Erika Klemperer, a dermatologist in Santa Barbara, California, explains that "moringa oil is a powerhouse of oleic acid, making it a highly moisturizing oil and one that may benefit dry and sensitive skin." She says the elixir may also support the skin barrier, which is "vital for protecting us from external insults, such as pollution, and is also critical to sealing in hydration."
We were particularly excited to see moringa pop up in a new body product recently, since it's not just the skin on our faces that can use its moisturizing powers. Kjaer Weis's Body Oil is the brand's first foray into body care. Founder Kirsten Kjaer Weis says she chose to include this particular oil in the formula because it "awakens dull, tired-looking skin."
Traditional Chinese medicine practitioner and acupuncturist Annee de Mamiel, founder and formulator of British skin-care brand de Mamiel, uses moringa oil in the line's Restorative Cleansing Balm to "soothe inflammation" and "balance acneic skin because of its antibacterial properties."
Leah Klasovsky, a licensed esthetician and founder of Leahlani Skincare, also has moringa-oil-based products in her line, including the Bless Beauty Balm and Mahina Evening Replenishing Elixir, for the same skin-balancing reasons.
But can moringa oil actually be used to soothe acneic skin types? Allure spoke to Ilya Reyter of the American Skin Institute in Los Angeles, who further explained that "moringa extract has been shown to have good antimicrobial activity against numerous bacterial and fungal species."
And although it's most commonly seen in serums and oil blends, moringa oil is showing up in makeup, too. "We use moringa oil in our natural lip crayons," says Axiology Beauty founder Ericka Rodriguez. "The goals behind our brand are ethics and performance, and we found that moringa oil could provide both.
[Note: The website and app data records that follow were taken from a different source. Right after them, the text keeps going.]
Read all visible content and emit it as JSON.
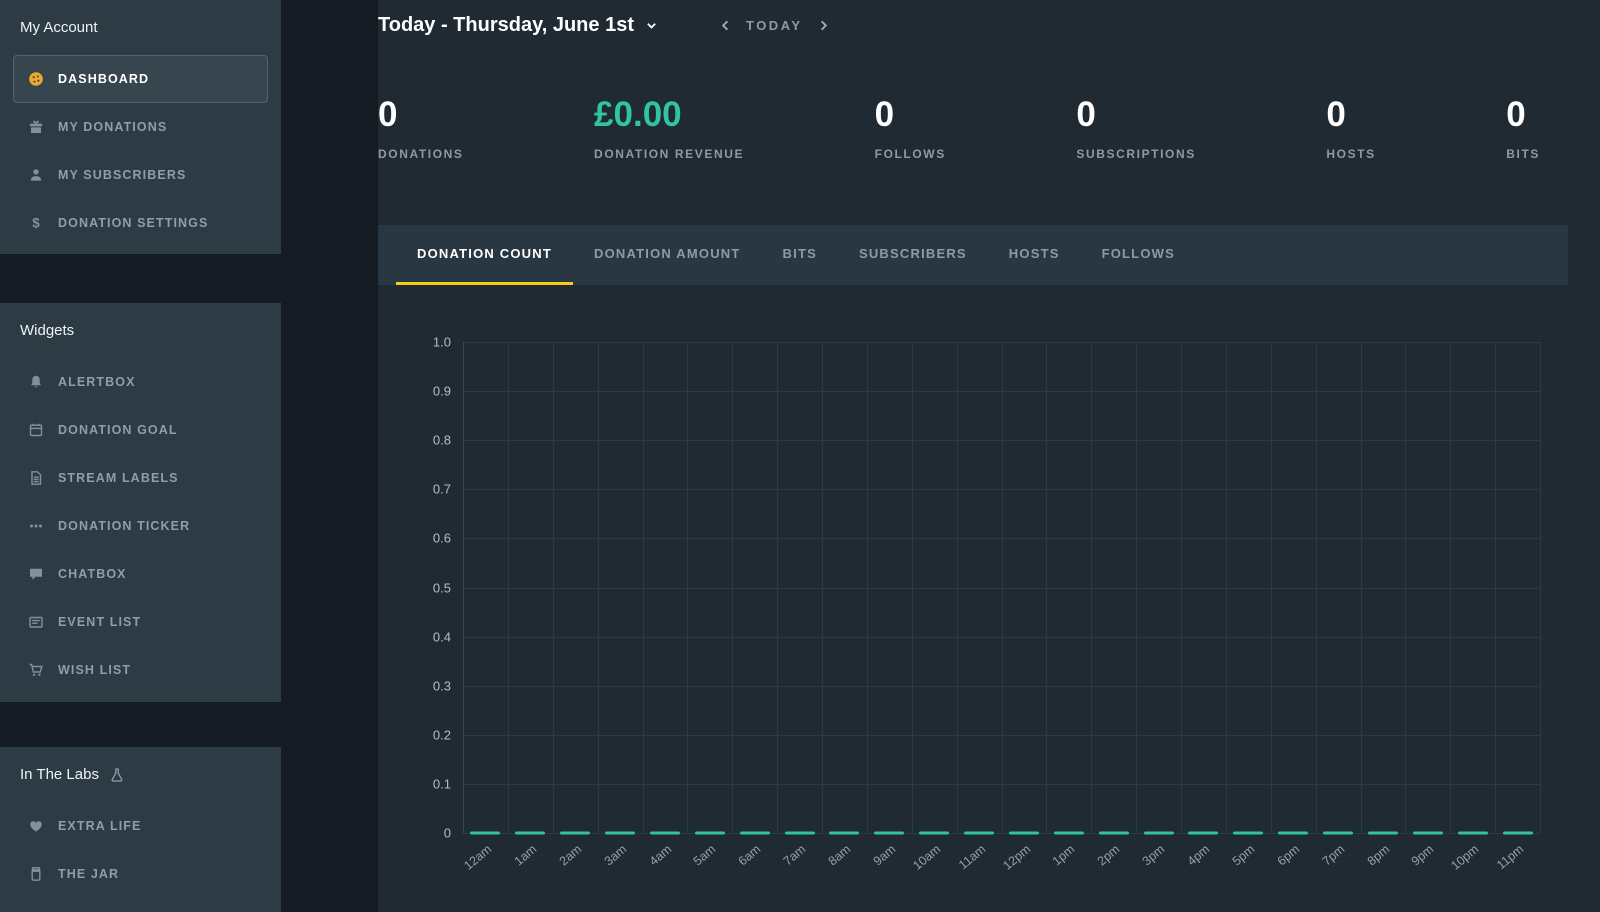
{
  "colors": {
    "teal": "#31c3a2",
    "yellow": "#f8ce15",
    "dashboard_orange": "#eca92c"
  },
  "sidebar": {
    "sections": [
      {
        "title": "My Account",
        "items": [
          {
            "label": "DASHBOARD",
            "icon": "dashboard-icon",
            "active": true
          },
          {
            "label": "MY DONATIONS",
            "icon": "gift-icon",
            "active": false
          },
          {
            "label": "MY SUBSCRIBERS",
            "icon": "person-icon",
            "active": false
          },
          {
            "label": "DONATION SETTINGS",
            "icon": "dollar-icon",
            "active": false
          }
        ]
      },
      {
        "title": "Widgets",
        "items": [
          {
            "label": "ALERTBOX",
            "icon": "bell-icon",
            "active": false
          },
          {
            "label": "DONATION GOAL",
            "icon": "calendar-icon",
            "active": false
          },
          {
            "label": "STREAM LABELS",
            "icon": "document-icon",
            "active": false
          },
          {
            "label": "DONATION TICKER",
            "icon": "ticker-icon",
            "active": false
          },
          {
            "label": "CHATBOX",
            "icon": "chat-icon",
            "active": false
          },
          {
            "label": "EVENT LIST",
            "icon": "list-icon",
            "active": false
          },
          {
            "label": "WISH LIST",
            "icon": "cart-icon",
            "active": false
          }
        ]
      },
      {
        "title": "In The Labs",
        "title_icon": "flask-icon",
        "items": [
          {
            "label": "EXTRA LIFE",
            "icon": "heart-icon",
            "active": false
          },
          {
            "label": "THE JAR",
            "icon": "jar-icon",
            "active": false
          }
        ]
      }
    ]
  },
  "header": {
    "date_label": "Today - Thursday, June 1st",
    "today_label": "TODAY"
  },
  "stats": [
    {
      "value": "0",
      "label": "DONATIONS",
      "accent": false
    },
    {
      "value": "£0.00",
      "label": "DONATION REVENUE",
      "accent": true
    },
    {
      "value": "0",
      "label": "FOLLOWS",
      "accent": false
    },
    {
      "value": "0",
      "label": "SUBSCRIPTIONS",
      "accent": false
    },
    {
      "value": "0",
      "label": "HOSTS",
      "accent": false
    },
    {
      "value": "0",
      "label": "BITS",
      "accent": false
    }
  ],
  "tabs": [
    {
      "label": "DONATION COUNT",
      "active": true
    },
    {
      "label": "DONATION AMOUNT",
      "active": false
    },
    {
      "label": "BITS",
      "active": false
    },
    {
      "label": "SUBSCRIBERS",
      "active": false
    },
    {
      "label": "HOSTS",
      "active": false
    },
    {
      "label": "FOLLOWS",
      "active": false
    }
  ],
  "chart_data": {
    "type": "line",
    "title": "",
    "x": [
      "12am",
      "1am",
      "2am",
      "3am",
      "4am",
      "5am",
      "6am",
      "7am",
      "8am",
      "9am",
      "10am",
      "11am",
      "12pm",
      "1pm",
      "2pm",
      "3pm",
      "4pm",
      "5pm",
      "6pm",
      "7pm",
      "8pm",
      "9pm",
      "10pm",
      "11pm"
    ],
    "series": [
      {
        "name": "Donation Count",
        "values": [
          0,
          0,
          0,
          0,
          0,
          0,
          0,
          0,
          0,
          0,
          0,
          0,
          0,
          0,
          0,
          0,
          0,
          0,
          0,
          0,
          0,
          0,
          0,
          0
        ]
      }
    ],
    "ylim": [
      0,
      1
    ],
    "ytick_labels": [
      "1.0",
      "0.9",
      "0.8",
      "0.7",
      "0.6",
      "0.5",
      "0.4",
      "0.3",
      "0.2",
      "0.1",
      "0"
    ],
    "grid": true,
    "legend": "none",
    "line_color": "#31c3a2"
  }
}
Moringa oil allows our lip crayons to apply beautifully to the lips while also allowing for economic development and advancement for our moringa farmers in Ghana."
It even makes an appearance in powdered makeup, like Kosas Cosmetics' pressed powder blush and highlighter sets, as well as hair care, as seen in natural hair-care brand Rahua. "We use this powerful plant oil for its cleansing properties, to moisturize dry scalp, and to promote stronger hair," says Anna Ayers, the founder of Rahua.
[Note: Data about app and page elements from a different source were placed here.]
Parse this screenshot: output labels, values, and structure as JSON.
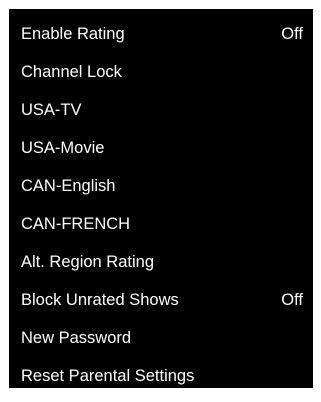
{
  "menu": {
    "items": [
      {
        "label": "Enable Rating",
        "value": "Off"
      },
      {
        "label": "Channel Lock",
        "value": ""
      },
      {
        "label": "USA-TV",
        "value": ""
      },
      {
        "label": "USA-Movie",
        "value": ""
      },
      {
        "label": "CAN-English",
        "value": ""
      },
      {
        "label": "CAN-FRENCH",
        "value": ""
      },
      {
        "label": "Alt. Region Rating",
        "value": ""
      },
      {
        "label": "Block Unrated Shows",
        "value": "Off"
      },
      {
        "label": "New Password",
        "value": ""
      },
      {
        "label": "Reset Parental Settings",
        "value": ""
      }
    ]
  },
  "colors": {
    "panel_background": "#000000",
    "text": "#ffffff",
    "page_background": "#ffffff"
  }
}
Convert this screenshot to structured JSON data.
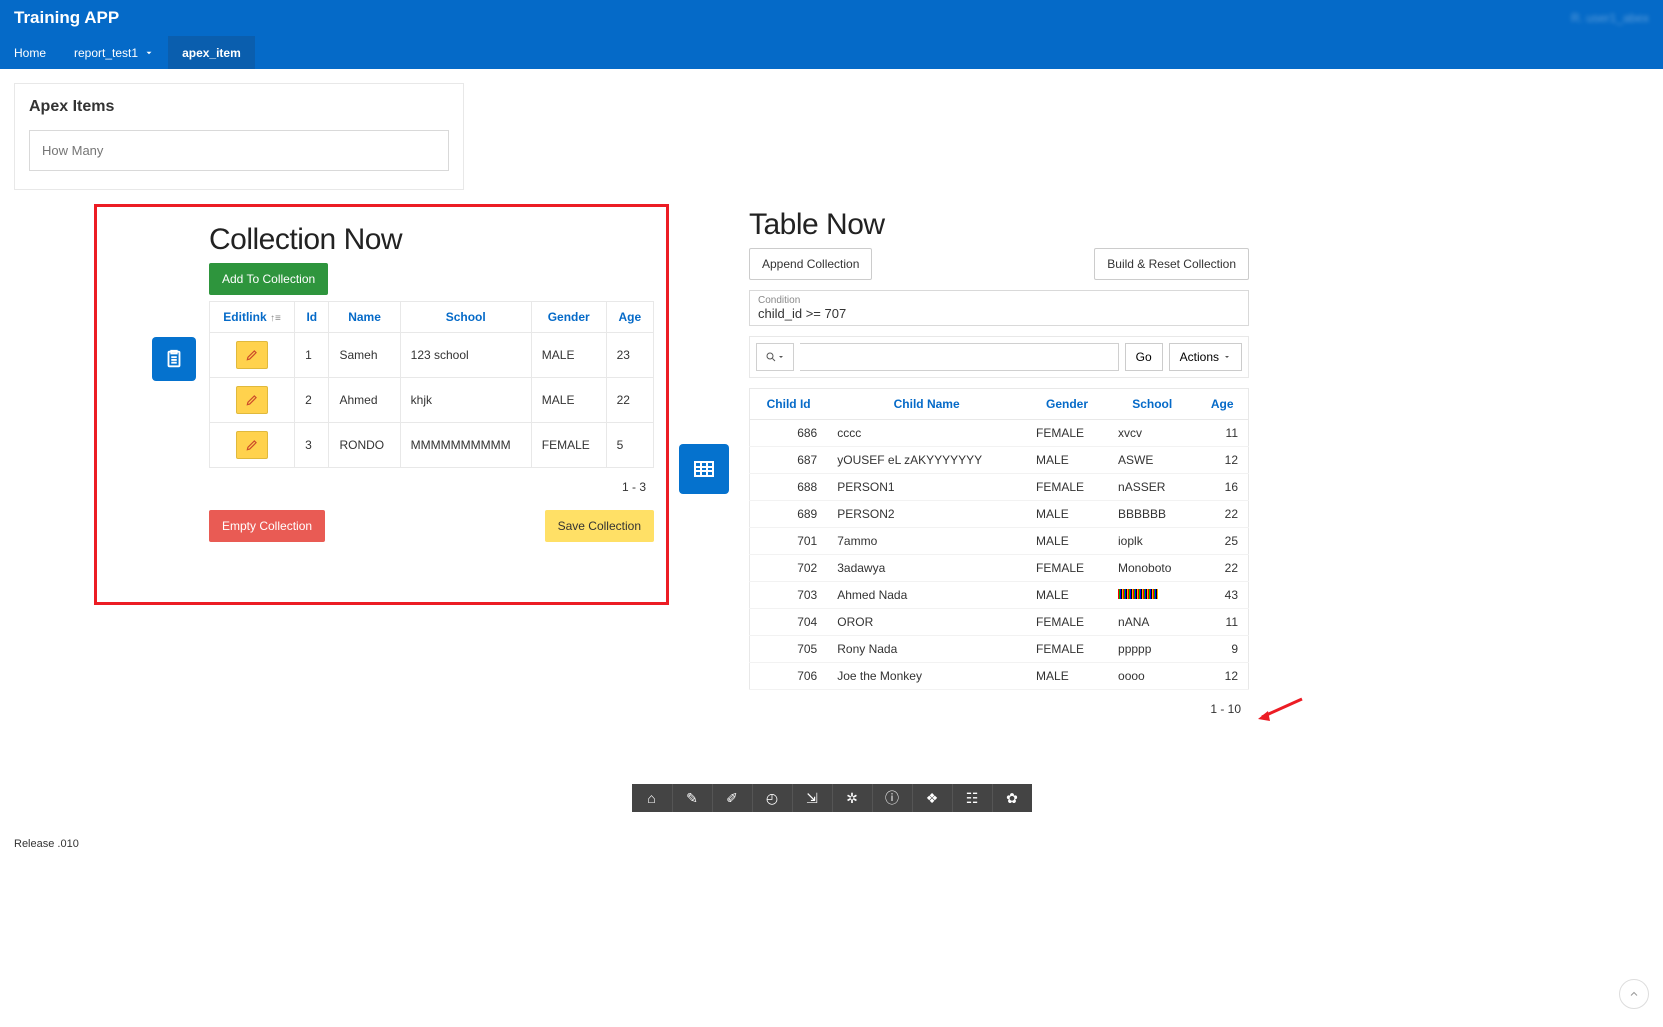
{
  "header": {
    "app_title": "Training APP",
    "user_label": "R. user1_abex",
    "nav": [
      {
        "label": "Home",
        "active": false,
        "dropdown": false
      },
      {
        "label": "report_test1",
        "active": false,
        "dropdown": true
      },
      {
        "label": "apex_item",
        "active": true,
        "dropdown": false
      }
    ]
  },
  "apex_items_region": {
    "title": "Apex Items",
    "input_placeholder": "How Many"
  },
  "collection_region": {
    "title": "Collection Now",
    "add_btn": "Add To Collection",
    "columns": [
      "Editlink",
      "Id",
      "Name",
      "School",
      "Gender",
      "Age"
    ],
    "sort_col": "Editlink",
    "rows": [
      {
        "id": "1",
        "name": "Sameh",
        "school": "123 school",
        "gender": "MALE",
        "age": "23"
      },
      {
        "id": "2",
        "name": "Ahmed",
        "school": "khjk",
        "gender": "MALE",
        "age": "22"
      },
      {
        "id": "3",
        "name": "RONDO",
        "school": "MMMMMMMMMM",
        "gender": "FEMALE",
        "age": "5"
      }
    ],
    "pager": "1 - 3",
    "empty_btn": "Empty Collection",
    "save_btn": "Save Collection"
  },
  "table_region": {
    "title": "Table Now",
    "append_btn": "Append Collection",
    "build_btn": "Build & Reset Collection",
    "condition_label": "Condition",
    "condition_value": "child_id >= 707",
    "go_btn": "Go",
    "actions_btn": "Actions",
    "columns": [
      "Child Id",
      "Child Name",
      "Gender",
      "School",
      "Age"
    ],
    "rows": [
      {
        "id": "686",
        "name": "cccc",
        "gender": "FEMALE",
        "school": "xvcv",
        "age": "11"
      },
      {
        "id": "687",
        "name": "yOUSEF eL zAKYYYYYYY",
        "gender": "MALE",
        "school": "ASWE",
        "age": "12"
      },
      {
        "id": "688",
        "name": "PERSON1",
        "gender": "FEMALE",
        "school": "nASSER",
        "age": "16"
      },
      {
        "id": "689",
        "name": "PERSON2",
        "gender": "MALE",
        "school": "BBBBBB",
        "age": "22"
      },
      {
        "id": "701",
        "name": "7ammo",
        "gender": "MALE",
        "school": "ioplk",
        "age": "25"
      },
      {
        "id": "702",
        "name": "3adawya",
        "gender": "FEMALE",
        "school": "Monoboto",
        "age": "22"
      },
      {
        "id": "703",
        "name": "Ahmed Nada",
        "gender": "MALE",
        "school": "__BARCODE__",
        "age": "43"
      },
      {
        "id": "704",
        "name": "OROR",
        "gender": "FEMALE",
        "school": "nANA",
        "age": "11"
      },
      {
        "id": "705",
        "name": "Rony Nada",
        "gender": "FEMALE",
        "school": "ppppp",
        "age": "9"
      },
      {
        "id": "706",
        "name": "Joe the Monkey",
        "gender": "MALE",
        "school": "oooo",
        "age": "12"
      }
    ],
    "pager": "1 - 10"
  },
  "dev_toolbar_icons": [
    "home-icon",
    "edit-page-icon",
    "quick-edit-icon",
    "session-icon",
    "view-debug-icon",
    "debug-icon",
    "info-icon",
    "theme-roller-icon",
    "template-options-icon",
    "settings-icon"
  ],
  "footer": {
    "release": "Release .010"
  }
}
Reyter explains why it's showing up in more and more formulations. "The strong antioxidant properties of moringa oil, as well as its high content of vitamin E, can be useful as a preservative to help extend the shelf-life of some skin-care products by preventing oxidation of other oils," she says. "This can help preserve the function of the biologically active compounds naturally found in the oils."
The more scientists, doctors, and chemists learn about the moringa plant, the more uses we may find for it. While the oil used in most of these cosmetic products comes from the seeds of the moringa tree, the entire plant can be used as a source of nutrition and/or skin nourishment. "The leaves have recently been shown to have an effect on the skin, and the powdered form of the leaves can now be found in topical creams and masks," says Reyter.
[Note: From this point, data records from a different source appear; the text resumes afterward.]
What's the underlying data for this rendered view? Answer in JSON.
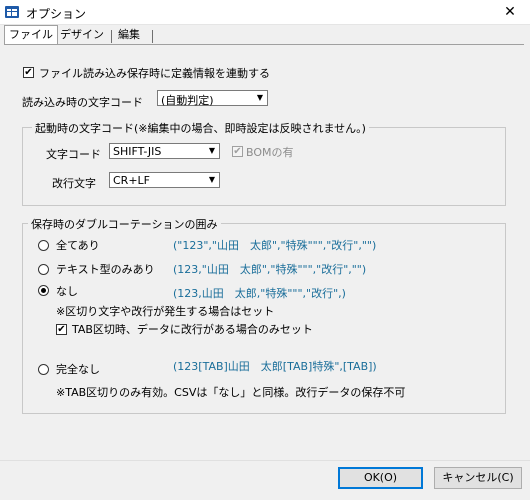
{
  "window": {
    "title": "オプション",
    "close_glyph": "✕"
  },
  "tabs": [
    {
      "label": "ファイル",
      "active": true
    },
    {
      "label": "デザイン",
      "active": false
    },
    {
      "label": "編集",
      "active": false
    }
  ],
  "file_tab": {
    "sync_definition": {
      "label": "ファイル読み込み保存時に定義情報を連動する",
      "checked": true
    },
    "read_encoding": {
      "label": "読み込み時の文字コード",
      "value": "(自動判定)"
    },
    "startup_group": {
      "title": "起動時の文字コード(※編集中の場合、即時設定は反映されません。)",
      "encoding_label": "文字コード",
      "encoding_value": "SHIFT-JIS",
      "bom_label": "BOMの有",
      "bom_checked": true,
      "newline_label": "改行文字",
      "newline_value": "CR+LF"
    },
    "quote_group": {
      "title": "保存時のダブルコーテーションの囲み",
      "options": [
        {
          "label": "全てあり",
          "example": "(\"123\",\"山田　太郎\",\"特殊\"\"\",\"改行\",\"\")",
          "selected": false
        },
        {
          "label": "テキスト型のみあり",
          "example": "(123,\"山田　太郎\",\"特殊\"\"\",\"改行\",\"\")",
          "selected": false
        },
        {
          "label": "なし",
          "example": "(123,山田　太郎,\"特殊\"\"\",\"改行\",)",
          "selected": true
        },
        {
          "label": "完全なし",
          "example": "(123[TAB]山田　太郎[TAB]特殊\",[TAB])",
          "selected": false
        }
      ],
      "none_note": "※区切り文字や改行が発生する場合はセット",
      "tab_option": {
        "label": "TAB区切時、データに改行がある場合のみセット",
        "checked": true
      },
      "complete_note": "※TAB区切りのみ有効。CSVは「なし」と同様。改行データの保存不可"
    }
  },
  "buttons": {
    "ok": "OK(O)",
    "cancel": "キャンセル(C)"
  },
  "check_glyph": "✔",
  "combo_arrow_glyph": "▼",
  "accent_color": "#0078d7",
  "example_color": "#1a6e9a"
}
Ranavat Botanics uses moringa leaf powder in its decadent Eternal Reign Masque, which founder Michelle Ranavat calls a "green smoothie for your face," thanks to the high antioxidant profile of moringa.
So, move over, argan? So long, coconut oil? Maybe! Or maybe there's room on our shelves for several superstar oils. After all, when it comes to antioxidants, vitamins, and nutrients in skin care, the more the merrier.
More skin-care terms to know:
- The Skin-Care Glossary: A Comprehensive Guide to Everything You Need to Know
- Why Glycerin Is the Ultimate Moisturizing Ingredient in Skin-Care Products
- What Is Hyaluronic Acid, and How Does It Benefit Your Skin?
Now see how face masks have changed in 100 years: